thank you, and for those links too, they are helpful for sure
Read a review for a 2000 model, said the back and sides are laminate. The official specs do not specify.
The one I bought is 1999 and may differ so I still need detailed specs
The back and sides on yours are laminate...Washburn uses a designation pattern on the model designation for their guitars that gives that information. Here is what yours is:
D=dreadnought body style
S=solid wood soundboard (top)
CE=cutaway body style, electric pickup
If your guitar had sold wood sides and back, the "S" in the model designation would be "SW", instead. Believe me, all solid wood construction is a BIG deal and Washburn is not going to let it go un-noticed, so that practice is, with at least one exception, consistent. The exception (and there may be more) is the D10S model made with laminate walnut sides and back...Washburn does at times use letters to designate tonewood selection, so a D10S with walnut sides and back would carry a D10SW designation...a bit deceptive, IMHO. Other tonewood designations don't always use the first letter of the name of the wood...quilted bubinga carries a "Q" in the model designation. Sometimes the letters indicacte color, too..."B" might seem to be an indication of bubinga, but most often it is simply a designation that the guitar is black. There is also an all laminate D46 model that is made of spalted maple, that model is D46SP...does not carry a solid wood top as you would suspect, the "SP" stands for "Spalted" in that case. Ya gotta know the code and sometimes it is confusing, I admit.
For example, I had a WD32S and still have a WD32SW...the first had laminate sides and back, the second has solid wood sides and back. If you will look through the soundhole and check out the sides, a guitar with solid wood sides will have braces along the insides of the sides going from the back to the top, a guitar with laminate sides and back will not.

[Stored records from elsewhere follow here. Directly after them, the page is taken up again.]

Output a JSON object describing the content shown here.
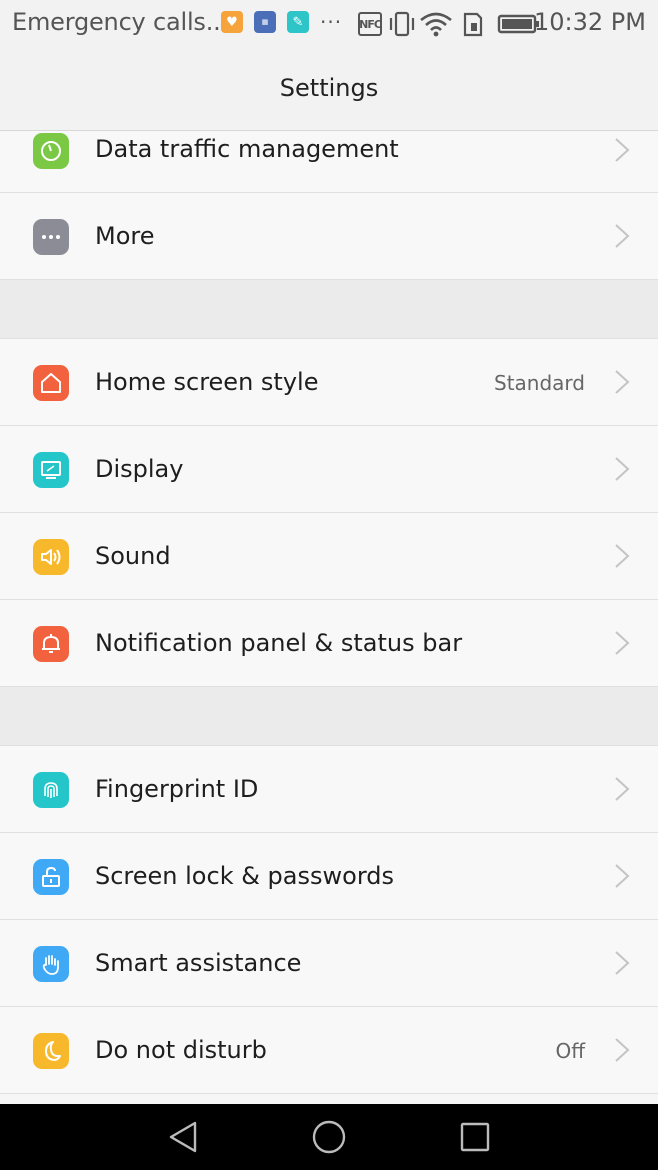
{
  "status_bar": {
    "carrier": "Emergency calls...",
    "nfc_label": "NFC",
    "time": "10:32 PM"
  },
  "header": {
    "title": "Settings"
  },
  "sections": [
    {
      "items": [
        {
          "label": "Data traffic management",
          "value": "",
          "icon": "gauge-icon",
          "color": "#7ac843"
        },
        {
          "label": "More",
          "value": "",
          "icon": "more-dots-icon",
          "color": "#8c8c96"
        }
      ]
    },
    {
      "items": [
        {
          "label": "Home screen style",
          "value": "Standard",
          "icon": "home-icon",
          "color": "#f2623e"
        },
        {
          "label": "Display",
          "value": "",
          "icon": "display-icon",
          "color": "#24c6c9"
        },
        {
          "label": "Sound",
          "value": "",
          "icon": "speaker-icon",
          "color": "#f7b92b"
        },
        {
          "label": "Notification panel & status bar",
          "value": "",
          "icon": "bell-icon",
          "color": "#f2623e"
        }
      ]
    },
    {
      "items": [
        {
          "label": "Fingerprint ID",
          "value": "",
          "icon": "fingerprint-icon",
          "color": "#24c6c9"
        },
        {
          "label": "Screen lock & passwords",
          "value": "",
          "icon": "lock-icon",
          "color": "#3fa9f5"
        },
        {
          "label": "Smart assistance",
          "value": "",
          "icon": "hand-icon",
          "color": "#3fa9f5"
        },
        {
          "label": "Do not disturb",
          "value": "Off",
          "icon": "moon-icon",
          "color": "#f7b92b"
        }
      ]
    }
  ]
}
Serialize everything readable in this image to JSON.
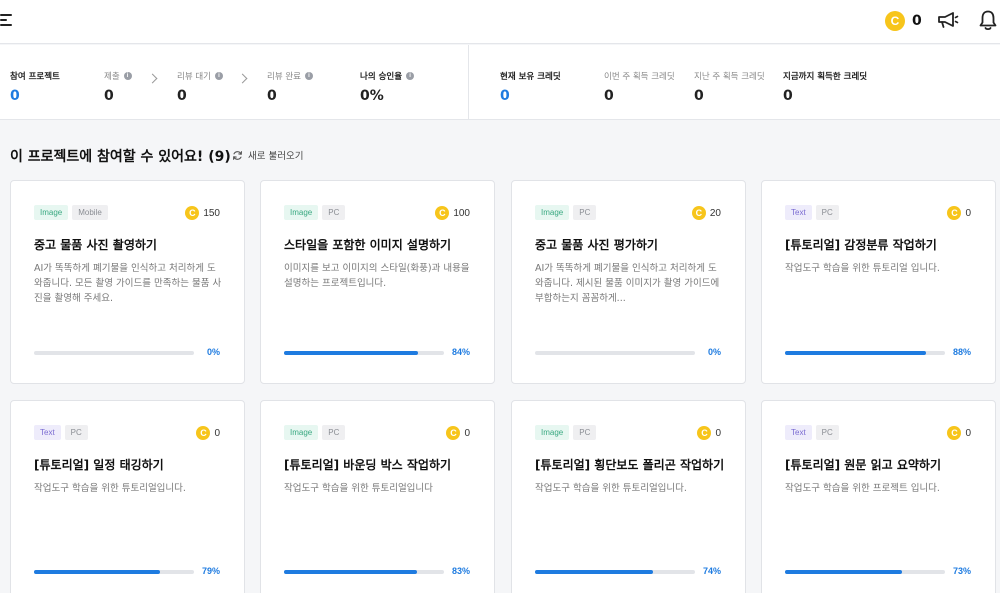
{
  "header": {
    "credit_symbol": "C",
    "credit_count": "0"
  },
  "stats": {
    "participating": {
      "label": "참여 프로젝트",
      "value": "0"
    },
    "submitted": {
      "label": "제출",
      "value": "0"
    },
    "review_waiting": {
      "label": "리뷰 대기",
      "value": "0"
    },
    "review_done": {
      "label": "리뷰 완료",
      "value": "0"
    },
    "approval_rate": {
      "label": "나의 승인율",
      "value": "0%"
    },
    "current_credit": {
      "label": "현재 보유 크레딧",
      "value": "0"
    },
    "this_week_credit": {
      "label": "이번 주 획득 크레딧",
      "value": "0"
    },
    "last_week_credit": {
      "label": "지난 주 획득 크레딧",
      "value": "0"
    },
    "total_credit": {
      "label": "지금까지 획득한 크레딧",
      "value": "0"
    }
  },
  "section": {
    "title": "이 프로젝트에 참여할 수 있어요! (9)",
    "refresh_label": "새로 불러오기"
  },
  "projects": [
    {
      "type": "Image",
      "platform": "Mobile",
      "reward": "150",
      "title": "중고 물품 사진 촬영하기",
      "desc": "AI가 똑똑하게 폐기물을 인식하고 처리하게 도와줍니다. 모든 촬영 가이드를 만족하는 물품 사진을 촬영해 주세요.",
      "progress": 0,
      "progress_label": "0%"
    },
    {
      "type": "Image",
      "platform": "PC",
      "reward": "100",
      "title": "스타일을 포함한 이미지 설명하기",
      "desc": "이미지를 보고 이미지의 스타일(화풍)과 내용을 설명하는 프로젝트입니다.",
      "progress": 84,
      "progress_label": "84%"
    },
    {
      "type": "Image",
      "platform": "PC",
      "reward": "20",
      "title": "중고 물품 사진 평가하기",
      "desc": "AI가 똑똑하게 폐기물을 인식하고 처리하게 도와줍니다. 제시된 물품 이미지가 촬영 가이드에 부합하는지 꼼꼼하게...",
      "progress": 0,
      "progress_label": "0%"
    },
    {
      "type": "Text",
      "platform": "PC",
      "reward": "0",
      "title": "[튜토리얼] 감정분류 작업하기",
      "desc": "작업도구 학습을 위한 튜토리얼 입니다.",
      "progress": 88,
      "progress_label": "88%"
    },
    {
      "type": "Text",
      "platform": "PC",
      "reward": "0",
      "title": "[튜토리얼] 일정 태깅하기",
      "desc": "작업도구 학습을 위한 튜토리얼입니다.",
      "progress": 79,
      "progress_label": "79%"
    },
    {
      "type": "Image",
      "platform": "PC",
      "reward": "0",
      "title": "[튜토리얼] 바운딩 박스 작업하기",
      "desc": "작업도구 학습을 위한 튜토리얼입니다",
      "progress": 83,
      "progress_label": "83%"
    },
    {
      "type": "Image",
      "platform": "PC",
      "reward": "0",
      "title": "[튜토리얼] 횡단보도 폴리곤 작업하기",
      "desc": "작업도구 학습을 위한 튜토리얼입니다.",
      "progress": 74,
      "progress_label": "74%"
    },
    {
      "type": "Text",
      "platform": "PC",
      "reward": "0",
      "title": "[튜토리얼] 원문 읽고 요약하기",
      "desc": "작업도구 학습을 위한 프로젝트 입니다.",
      "progress": 73,
      "progress_label": "73%"
    }
  ],
  "colors": {
    "accent": "#1e7be0",
    "coin": "#f7c51b",
    "tag_image_text": "#3aa981",
    "tag_text_text": "#7a6bd1"
  },
  "icons": [
    "menu-icon",
    "coin-icon",
    "megaphone-icon",
    "bell-icon",
    "info-icon",
    "chevron-right-icon",
    "refresh-icon"
  ]
}
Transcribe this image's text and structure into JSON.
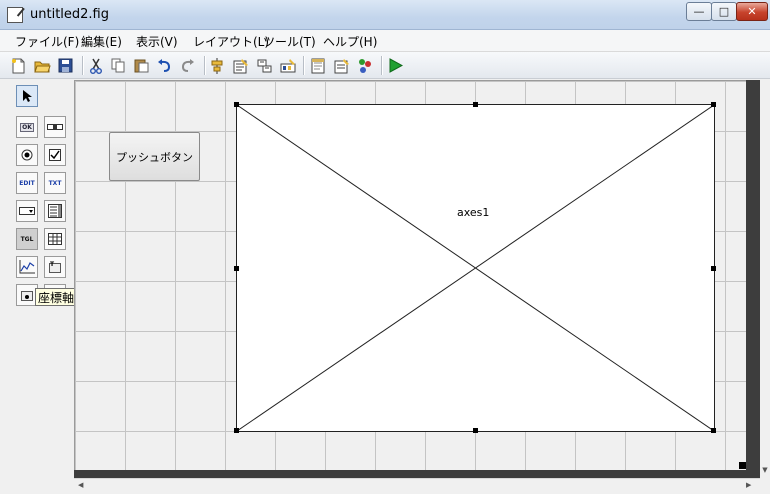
{
  "window": {
    "title": "untitled2.fig",
    "min_glyph": "—",
    "max_glyph": "□",
    "close_glyph": "✕"
  },
  "menu": {
    "items": [
      "ファイル(F)",
      "編集(E)",
      "表示(V)",
      "レイアウト(L)",
      "ツール(T)",
      "ヘルプ(H)"
    ]
  },
  "toolbar": {
    "icons": [
      "new-file-icon",
      "open-folder-icon",
      "save-icon",
      "cut-icon",
      "copy-icon",
      "paste-icon",
      "undo-icon",
      "redo-icon",
      "align-icon",
      "menu-editor-icon",
      "tab-order-icon",
      "toolbar-editor-icon",
      "mfile-editor-icon",
      "property-inspector-icon",
      "object-browser-icon",
      "run-icon"
    ]
  },
  "palette": {
    "buttons": [
      {
        "name": "select-tool",
        "label": ""
      },
      {
        "name": "push-button-tool",
        "label": "OK"
      },
      {
        "name": "slider-tool",
        "label": ""
      },
      {
        "name": "radio-button-tool",
        "label": ""
      },
      {
        "name": "checkbox-tool",
        "label": ""
      },
      {
        "name": "edit-text-tool",
        "label": "EDIT"
      },
      {
        "name": "static-text-tool",
        "label": "TXT"
      },
      {
        "name": "popup-menu-tool",
        "label": ""
      },
      {
        "name": "listbox-tool",
        "label": ""
      },
      {
        "name": "toggle-button-tool",
        "label": "TGL"
      },
      {
        "name": "table-tool",
        "label": ""
      },
      {
        "name": "axes-tool",
        "label": ""
      },
      {
        "name": "panel-tool",
        "label": ""
      },
      {
        "name": "button-group-tool",
        "label": ""
      },
      {
        "name": "activex-tool",
        "label": ""
      }
    ],
    "tooltip": "座標軸"
  },
  "canvas": {
    "push_button_label": "プッシュボタン",
    "axes_label": "axes1"
  }
}
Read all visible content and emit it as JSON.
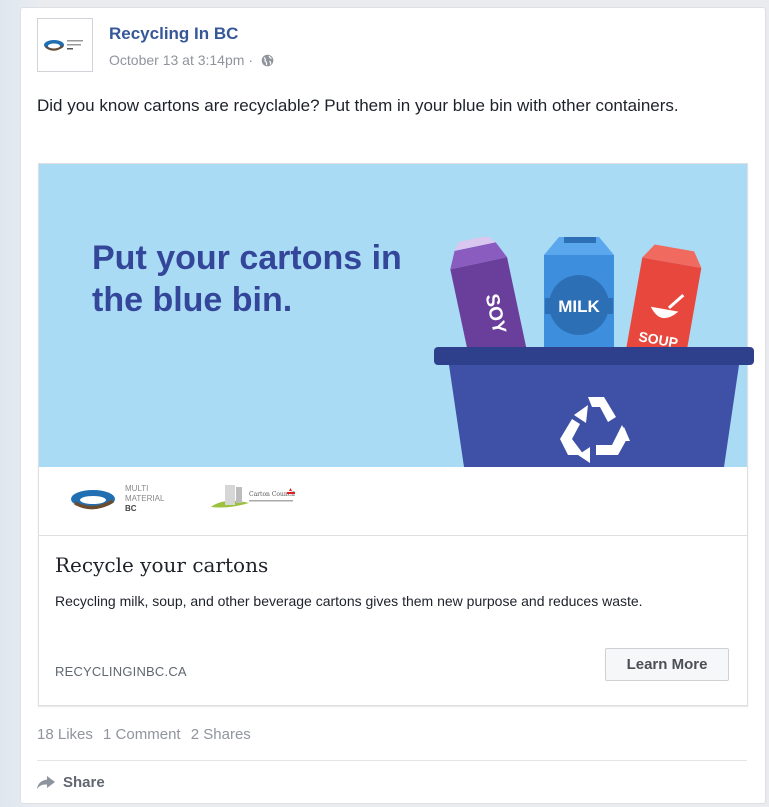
{
  "post": {
    "page_name": "Recycling In BC",
    "timestamp": "October 13 at 3:14pm",
    "separator": "·",
    "privacy_icon": "globe-icon",
    "text": "Did you know cartons are recyclable? Put them in your blue bin with other containers."
  },
  "link_card": {
    "hero": {
      "headline_line1": "Put your cartons in",
      "headline_line2": "the blue bin.",
      "carton_soy": "SOY",
      "carton_milk": "MILK",
      "carton_soup": "SOUP",
      "bin_icon": "recycle-icon"
    },
    "logos": {
      "mmbc_line1": "MULTI",
      "mmbc_line2": "MATERIAL",
      "mmbc_line3": "BC",
      "carton_council": "Carton Council"
    },
    "title": "Recycle your cartons",
    "description": "Recycling milk, soup, and other beverage cartons gives them new purpose and reduces waste.",
    "domain": "RECYCLINGINBC.CA",
    "cta_label": "Learn More"
  },
  "stats": {
    "likes": "18 Likes",
    "comments": "1 Comment",
    "shares": "2 Shares"
  },
  "actions": {
    "share_label": "Share",
    "share_icon": "share-arrow-icon"
  },
  "colors": {
    "link_blue": "#365899",
    "hero_bg": "#a9dbf5",
    "headline": "#34469a",
    "bin_blue": "#3f51a6",
    "soy_purple": "#6a3f9c",
    "milk_blue": "#3d8fdd",
    "soup_red": "#e8473d"
  }
}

Don't be fooled by matching grain inside the body and outside the body, the manufacturers of the laminate materials are very good at matching grains...veneers are cut very thin, so getting matching grain patterns is not a problem, and both sides of the laminate are veneers.
Don't worry about the sides and back being laminate...while it may be true that an all solid wood guitar might open up as it ages better than one with laminate sides and backs, the vast majority of the tonal improvement as the wood ages comes from the soundboard and yours does have a solid wood soundboard. All solid wood guitars carry a requirement for increased care, as the wood has to be kept humidified or you run the risk of cracks....while most of my guits are all solid wood, I have now started buying models with laminate sides and backs again, as I don't want to run the risk of developing cracks as I transport the all solid wood models around. The laminate models now travel with me, instead.
You'll love your Washie...one bit of advice, once you recieve it, take it to a shop or luthier and have a "set-up" done on it. That will ensure that the neck is straight and that the relief and string height are at the optimum level. It will run between $30 and $50, well worth it...while you are at it, have the luthier replace the plastic saddle with a bone one, you will be amazed at the difference in sound.